Author ORCID Identifier
Year of Publication
Doctor of Philosophy (PhD)
Business and Economics
Dr. Benjamin Commerford
Dr. David Ziebart
Accounting practitioners and regulators have recently focused efforts toward increasing the efficiency of management review controls (MRCs), including the evaluation of complex accounting estimates. Although increasing cognitive effort (i.e., conscious deliberation) is an intuitively appealing strategy for improving decision quality, Unconscious Thought Theory (UTT) suggests that a period of unconscious thought is a more beneficial strategy in complex domains. Drawing on UTT, I predict and find across two studies that prompting accounting practitioners to engage in unconscious thought facilitates the recognition of patterns of bias within management provided estimates, resulting in higher quality assessments of fair value estimates.
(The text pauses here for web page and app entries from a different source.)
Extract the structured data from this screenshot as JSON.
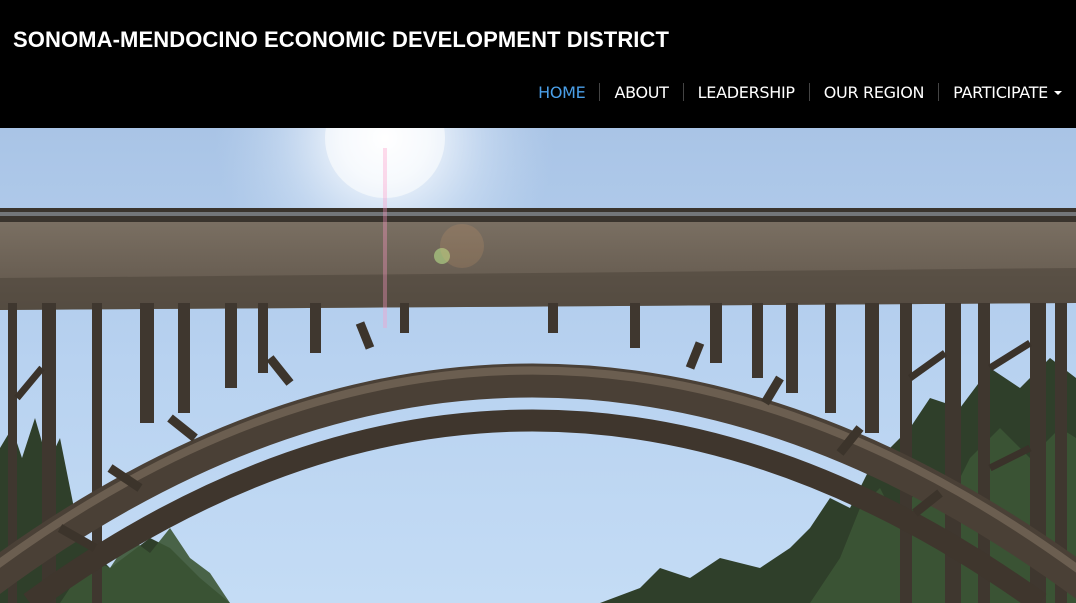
{
  "header": {
    "site_title": "SONOMA-MENDOCINO ECONOMIC DEVELOPMENT DISTRICT"
  },
  "nav": {
    "items": [
      {
        "label": "HOME",
        "active": true
      },
      {
        "label": "ABOUT",
        "active": false
      },
      {
        "label": "LEADERSHIP",
        "active": false
      },
      {
        "label": "OUR REGION",
        "active": false
      },
      {
        "label": "PARTICIPATE",
        "active": false,
        "dropdown": true
      }
    ]
  },
  "colors": {
    "header_bg": "#000000",
    "nav_active": "#4a9fe8",
    "nav_text": "#ffffff"
  },
  "hero": {
    "icon": "bridge-photo"
  }
}
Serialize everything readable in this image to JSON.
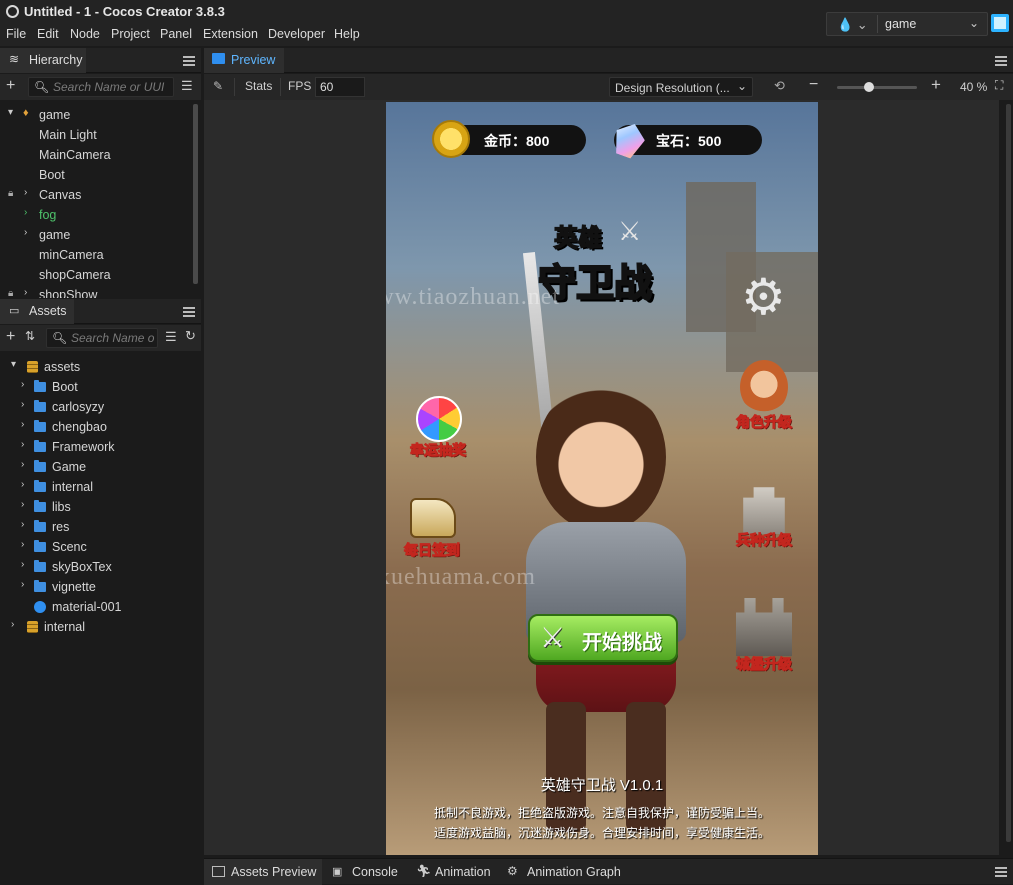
{
  "window": {
    "title": "Untitled - 1 - Cocos Creator 3.8.3"
  },
  "menu": [
    "File",
    "Edit",
    "Node",
    "Project",
    "Panel",
    "Extension",
    "Developer",
    "Help"
  ],
  "scene_selector": {
    "value": "game"
  },
  "hierarchy": {
    "title": "Hierarchy",
    "search_placeholder": "Search Name or UUI",
    "nodes": [
      {
        "label": "game"
      },
      {
        "label": "Main Light"
      },
      {
        "label": "MainCamera"
      },
      {
        "label": "Boot"
      },
      {
        "label": "Canvas"
      },
      {
        "label": "fog"
      },
      {
        "label": "game"
      },
      {
        "label": "minCamera"
      },
      {
        "label": "shopCamera"
      },
      {
        "label": "shopShow"
      }
    ]
  },
  "assets": {
    "title": "Assets",
    "search_placeholder": "Search Name o",
    "items": [
      {
        "label": "assets"
      },
      {
        "label": "Boot"
      },
      {
        "label": "carlosyzy"
      },
      {
        "label": "chengbao"
      },
      {
        "label": "Framework"
      },
      {
        "label": "Game"
      },
      {
        "label": "internal"
      },
      {
        "label": "libs"
      },
      {
        "label": "res"
      },
      {
        "label": "Scenc"
      },
      {
        "label": "skyBoxTex"
      },
      {
        "label": "vignette"
      },
      {
        "label": "material-001"
      },
      {
        "label": "internal"
      }
    ]
  },
  "preview": {
    "tab": "Preview",
    "stats_label": "Stats",
    "fps_label": "FPS",
    "fps_value": "60",
    "resolution": "Design Resolution (...",
    "zoom": "40 %",
    "zoom_level": 0.4
  },
  "game": {
    "coins": "金币：800",
    "gems": "宝石：500",
    "title_top": "英雄",
    "title_bottom": "守卫战",
    "buttons": {
      "lucky_draw": "幸运抽奖",
      "daily_signin": "每日签到",
      "hero_upgrade": "角色升级",
      "troop_upgrade": "兵种升级",
      "castle_upgrade": "城堡升级",
      "start": "开始挑战"
    },
    "version": "英雄守卫战 V1.0.1",
    "notice_line1": "抵制不良游戏，拒绝盗版游戏。注意自我保护，谨防受骗上当。",
    "notice_line2": "适度游戏益脑，沉迷游戏伤身。合理安排时间，享受健康生活。",
    "watermark1": "www.tiaozhuan.net",
    "watermark2": "u.xuehuama.com"
  },
  "bottom_tabs": [
    "Assets Preview",
    "Console",
    "Animation",
    "Animation Graph"
  ],
  "colors": {
    "accent": "#2db3ff",
    "folder": "#3f8fe0",
    "selected_node": "#4ec36b"
  }
}
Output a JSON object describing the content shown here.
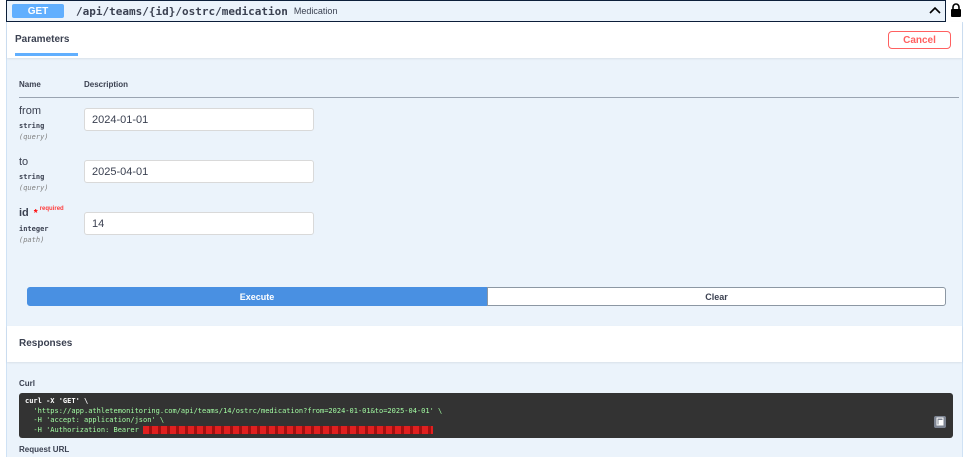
{
  "operation": {
    "method": "GET",
    "path": "/api/teams/{id}/ostrc/medication",
    "summary": "Medication"
  },
  "params_section": {
    "tab_label": "Parameters",
    "cancel_label": "Cancel",
    "col_name": "Name",
    "col_description": "Description"
  },
  "parameters": [
    {
      "name": "from",
      "type": "string",
      "in": "(query)",
      "value": "2024-01-01",
      "required": false
    },
    {
      "name": "to",
      "type": "string",
      "in": "(query)",
      "value": "2025-04-01",
      "required": false
    },
    {
      "name": "id",
      "type": "integer",
      "in": "(path)",
      "value": "14",
      "required": true,
      "required_mark": "*",
      "required_label": "required"
    }
  ],
  "actions": {
    "execute_label": "Execute",
    "clear_label": "Clear"
  },
  "responses": {
    "title": "Responses",
    "curl_label": "Curl",
    "curl_lines": [
      "curl -X 'GET' \\",
      "  'https://app.athletemonitoring.com/api/teams/14/ostrc/medication?from=2024-01-01&to=2025-04-01' \\",
      "  -H 'accept: application/json' \\",
      "  -H 'Authorization: Bearer "
    ],
    "request_url_label": "Request URL"
  },
  "colors": {
    "get_badge": "#61affe",
    "execute": "#4990e2",
    "cancel": "#ff6060",
    "panel_bg": "#ebf3fb",
    "curl_bg": "#333333",
    "redaction": "#c81c1c"
  },
  "icons": {
    "collapse": "chevron-up-icon",
    "lock": "lock-icon",
    "copy": "copy-icon"
  }
}
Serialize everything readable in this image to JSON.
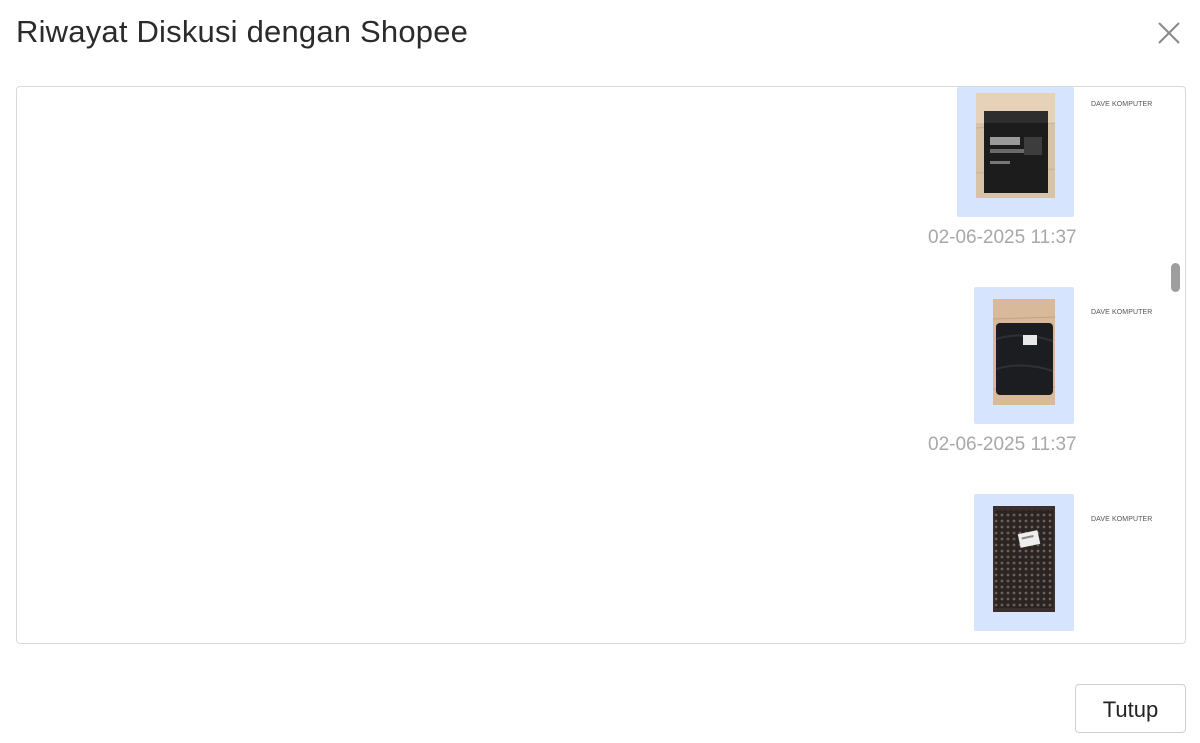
{
  "dialog": {
    "title": "Riwayat Diskusi dengan Shopee",
    "close_button_label": "Tutup",
    "close_icon": "close-icon"
  },
  "messages": [
    {
      "sender": "DAVE KOMPUTER",
      "attachment": "photo of boxed electronic product on tiled floor",
      "timestamp": "02-06-2025 11:37"
    },
    {
      "sender": "DAVE KOMPUTER",
      "attachment": "photo of black wrapped package with shipping label",
      "timestamp": "02-06-2025 11:37"
    },
    {
      "sender": "DAVE KOMPUTER",
      "attachment": "photo of patterned wrapped package with shipping label",
      "timestamp": ""
    }
  ],
  "colors": {
    "bubble": "#d6e4fd",
    "timestamp": "#a8a8a8",
    "border": "#d9d9d9"
  }
}
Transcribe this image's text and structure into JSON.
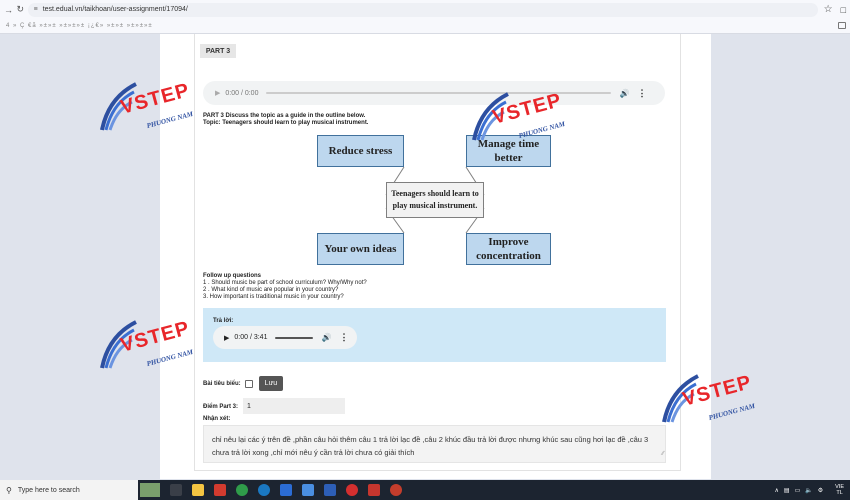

My findings contribute to practice by identifying a theory-driven intervention that improves accounting practitioners’ critical thinking and decision quality when evaluating complex estimates.
Digital Object Identifier (DOI)
Holman, Blake, "Using Unconscious Thought to Improve Evaluations of Complex Accounting Estimates" (2023). Theses and Dissertations--Accountancy. 20.
Available for download on Thursday, March 27, 2025